For example, in video editing/rendering programs Hardware acceleration is used to transfer complex processes such as 3D rendering and complex animation from the central processor to a dedicated graphics processor. This lets the GPU to complete these tasks faster and more efficiently than the CPU. Overall program performance is enhanced.
The same principle is used in web browsers, with the majority now using hardware acceleration by default. This results in faster page loading speeds, smoother animations, as well as http://silminds.com/news/ higher frame rates for games. It reduces CPU use on mobile devices, and also saves energy.
There are also negatives. For instance, if it is apparent that your computer has trouble handling the demands of hardware acceleration (often considered to be lag), then you may be able to turn off the acceleration. To do so, open Chrome and type chrome://flags in your address bar. Then move the Override software rendering slider entirely toward None. You might be asked to restart your browser.

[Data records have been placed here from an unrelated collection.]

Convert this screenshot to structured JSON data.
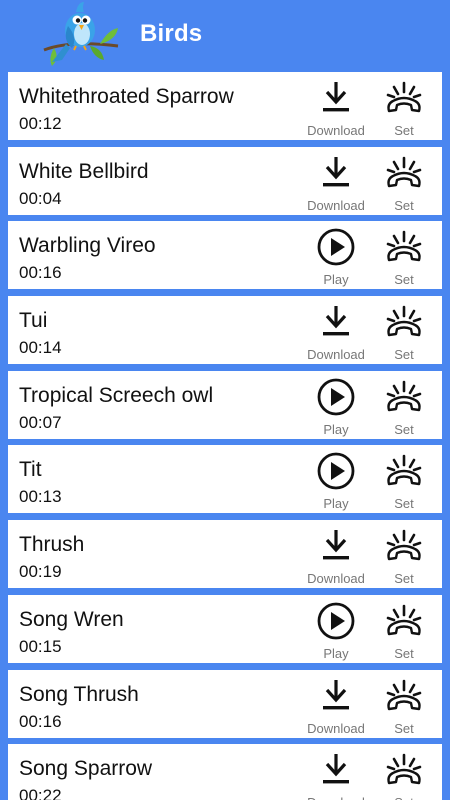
{
  "header": {
    "title": "Birds",
    "logo_icon": "bird-logo-icon"
  },
  "colors": {
    "accent": "#4a86f0",
    "card": "#ffffff",
    "text": "#111111",
    "label": "#777777"
  },
  "sounds": [
    {
      "name": "Whitethroated Sparrow",
      "duration": "00:12",
      "primary": {
        "type": "download",
        "label": "Download",
        "icon": "download-icon"
      },
      "set_label": "Set"
    },
    {
      "name": "White Bellbird",
      "duration": "00:04",
      "primary": {
        "type": "download",
        "label": "Download",
        "icon": "download-icon"
      },
      "set_label": "Set"
    },
    {
      "name": "Warbling Vireo",
      "duration": "00:16",
      "primary": {
        "type": "play",
        "label": "Play",
        "icon": "play-icon"
      },
      "set_label": "Set"
    },
    {
      "name": "Tui",
      "duration": "00:14",
      "primary": {
        "type": "download",
        "label": "Download",
        "icon": "download-icon"
      },
      "set_label": "Set"
    },
    {
      "name": "Tropical Screech owl",
      "duration": "00:07",
      "primary": {
        "type": "play",
        "label": "Play",
        "icon": "play-icon"
      },
      "set_label": "Set"
    },
    {
      "name": "Tit",
      "duration": "00:13",
      "primary": {
        "type": "play",
        "label": "Play",
        "icon": "play-icon"
      },
      "set_label": "Set"
    },
    {
      "name": "Thrush",
      "duration": "00:19",
      "primary": {
        "type": "download",
        "label": "Download",
        "icon": "download-icon"
      },
      "set_label": "Set"
    },
    {
      "name": "Song Wren",
      "duration": "00:15",
      "primary": {
        "type": "play",
        "label": "Play",
        "icon": "play-icon"
      },
      "set_label": "Set"
    },
    {
      "name": "Song Thrush",
      "duration": "00:16",
      "primary": {
        "type": "download",
        "label": "Download",
        "icon": "download-icon"
      },
      "set_label": "Set"
    },
    {
      "name": "Song Sparrow",
      "duration": "00:22",
      "primary": {
        "type": "download",
        "label": "Download",
        "icon": "download-icon"
      },
      "set_label": "Set"
    }
  ]
}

Daisy is a Senior Editor for EaseUS and has been writing for more than 10 years.